Start of Data for this exercise

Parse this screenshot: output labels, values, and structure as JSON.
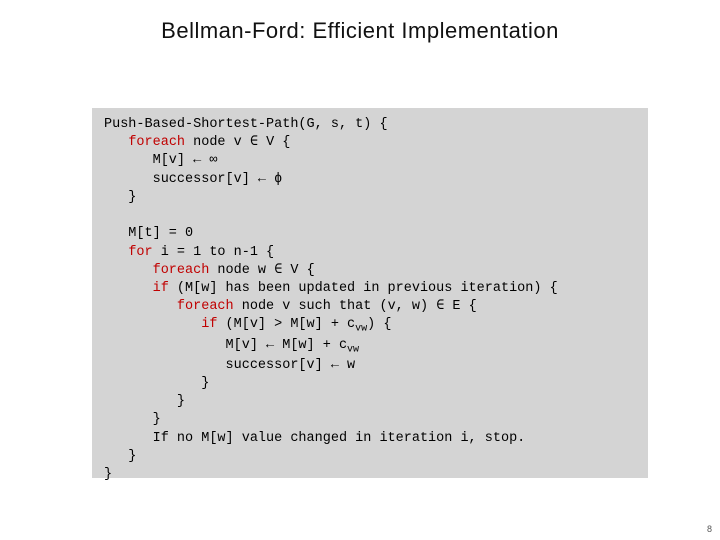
{
  "title": "Bellman-Ford: Efficient Implementation",
  "page_number": "8",
  "code": {
    "l01a": "Push-Based-Shortest-Path(G, s, t) {",
    "l02a": "   ",
    "l02k": "foreach",
    "l02b": " node v ∈ V {",
    "l03": "      M[v] ← ∞",
    "l04": "      successor[v] ← ϕ",
    "l05": "   }",
    "blank1": " ",
    "l06": "   M[t] = 0",
    "l07a": "   ",
    "l07k": "for",
    "l07b": " i = 1 to n-1 {",
    "l08a": "      ",
    "l08k": "foreach",
    "l08b": " node w ∈ V {",
    "l09a": "      ",
    "l09k": "if",
    "l09b": " (M[w] has been updated in previous iteration) {",
    "l10a": "         ",
    "l10k": "foreach",
    "l10b": " node v such that (v, w) ∈ E {",
    "l11a": "            ",
    "l11k": "if",
    "l11b": " (M[v] > M[w] + c",
    "l11sub": "vw",
    "l11c": ") {",
    "l12a": "               M[v] ← M[w] + c",
    "l12sub": "vw",
    "l13": "               successor[v] ← w",
    "l14": "            }",
    "l15": "         }",
    "l16": "      }",
    "l17a": "      If no M[w] value changed in iteration i, stop.",
    "l18": "   }",
    "l19": "}"
  }
}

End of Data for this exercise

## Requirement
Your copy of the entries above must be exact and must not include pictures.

## Answer section
Parse this screenshot: output labels, values, and structure as JSON.
{
  "title": "Bellman-Ford: Efficient Implementation",
  "page_number": "8",
  "code": {
    "l01a": "Push-Based-Shortest-Path(G, s, t) {",
    "l02a": "   ",
    "l02k": "foreach",
    "l02b": " node v ∈ V {",
    "l03": "      M[v] ← ∞",
    "l04": "      successor[v] ← ϕ",
    "l05": "   }",
    "blank1": " ",
    "l06": "   M[t] = 0",
    "l07a": "   ",
    "l07k": "for",
    "l07b": " i = 1 to n-1 {",
    "l08a": "      ",
    "l08k": "foreach",
    "l08b": " node w ∈ V {",
    "l09a": "      ",
    "l09k": "if",
    "l09b": " (M[w] has been updated in previous iteration) {",
    "l10a": "         ",
    "l10k": "foreach",
    "l10b": " node v such that (v, w) ∈ E {",
    "l11a": "            ",
    "l11k": "if",
    "l11b": " (M[v] > M[w] + c",
    "l11sub": "vw",
    "l11c": ") {",
    "l12a": "               M[v] ← M[w] + c",
    "l12sub": "vw",
    "l13": "               successor[v] ← w",
    "l14": "            }",
    "l15": "         }",
    "l16": "      }",
    "l17a": "      If no M[w] value changed in iteration i, stop.",
    "l18": "   }",
    "l19": "}"
  }
}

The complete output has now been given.